June 4, 2010
Those observing the emperor’s lack of clothing are multiplying. Earlier today, someone opened their mouth, and remarked on the blatantly obvious. Next thing you know Hungarian CDS was 30% wider, Romanian bond auctions were failing, the euro was tumbling, the PPT was scrambling, US markets closed green with nobody trading, etc. Yet the “letting the genie out of the bottle” award of the day has to go to the head of IMF’s policy-steering committee, Youssef Boutros-Ghali who said that the IMF is essentially insolvent in its current form of being the go to backstop for a European bailout. “If we are going to start including funds made available to Europe, then the IMF is not properly resourced,” Youssef Boutros-Ghali told Reuters, adding that IMF members were talking of doubling the amount of SDRs. The means the IMF is $318 billion short of solvency. And what is the IMF long? Why gold…3,005 tonnes worth.
The IMF has to have more resources after the support for Greece and needs to “very significantly” increase the amount of special drawing rights, the head of the Fund’s policy-steering committee said on Friday.
What does this mean in English?
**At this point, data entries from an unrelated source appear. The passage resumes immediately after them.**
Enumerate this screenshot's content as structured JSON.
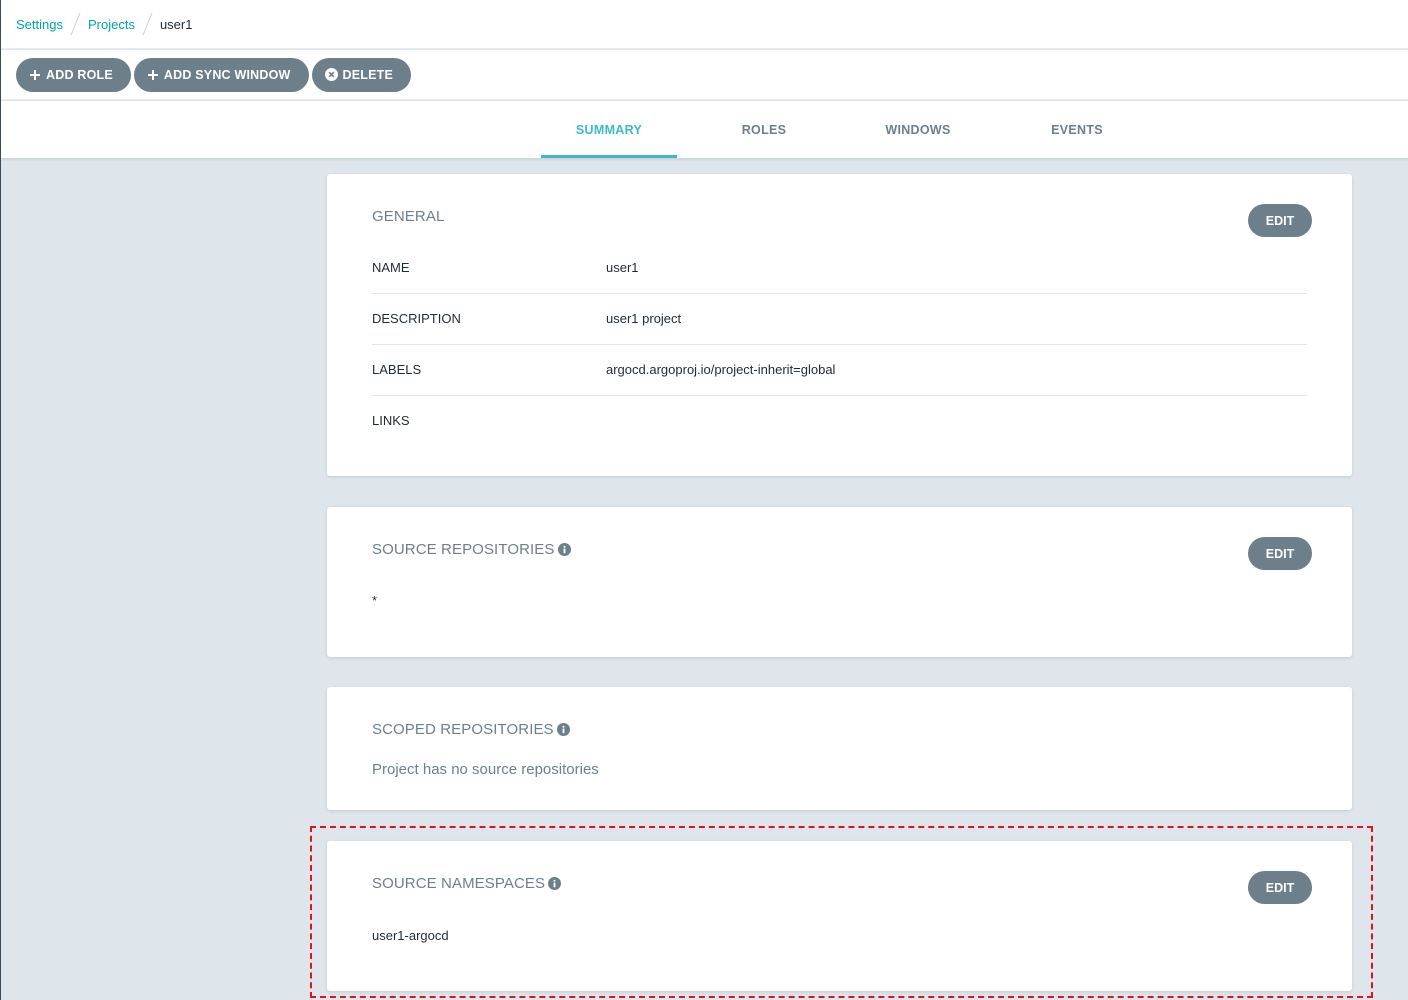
{
  "breadcrumb": {
    "items": [
      "Settings",
      "Projects"
    ],
    "current": "user1"
  },
  "toolbar": {
    "add_role": "ADD ROLE",
    "add_sync_window": "ADD SYNC WINDOW",
    "delete": "DELETE"
  },
  "tabs": [
    "SUMMARY",
    "ROLES",
    "WINDOWS",
    "EVENTS"
  ],
  "active_tab": "SUMMARY",
  "colors": {
    "accent": "#3cb9cb",
    "button": "#6d7f8b",
    "highlight": "#e0141e"
  },
  "general": {
    "title": "GENERAL",
    "edit": "EDIT",
    "rows": [
      {
        "key": "NAME",
        "value": "user1"
      },
      {
        "key": "DESCRIPTION",
        "value": "user1 project"
      },
      {
        "key": "LABELS",
        "value": "argocd.argoproj.io/project-inherit=global"
      },
      {
        "key": "LINKS",
        "value": ""
      }
    ]
  },
  "source_repositories": {
    "title": "SOURCE REPOSITORIES",
    "edit": "EDIT",
    "items": [
      "*"
    ]
  },
  "scoped_repositories": {
    "title": "SCOPED REPOSITORIES",
    "empty_text": "Project has no source repositories"
  },
  "source_namespaces": {
    "title": "SOURCE NAMESPACES",
    "edit": "EDIT",
    "items": [
      "user1-argocd"
    ]
  }
}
The IMF currently has 204 billion in allocated SDR to member countries (or $318 billion). Boutros-Ghali has basically said that in order to preserve its front-man status as a world bailout force (just because the Fed knows that the political whiplash of it being the bailout provider of last resort would mean the end of it, thus needing a strawman such as the IMF), the IMF will need to raise another $318 billion. Where will the IMF get that money? Here’s an idea: the IMF holds 3,005 tons of Gold. At today’s fixing, this equates to just over $116 billion (and much more should the price of gold mysteriously skyrocket). Of course, any fiction that the SDR is backed by gold will then disappear, but it’s not as if anyone even remotely pretends that any fiat currency (and the SDR is no exception) has any value left whatsoever. And since the US will end up having to fund the bulk of the SDR allocation, at least US taxpayers would be on the hook for a far more manageable $200 billion that the IMF needs in order to fully bail out Greece and everyone else in Europe.
This article was posted: Friday, June 4, 2010 at 4:06 am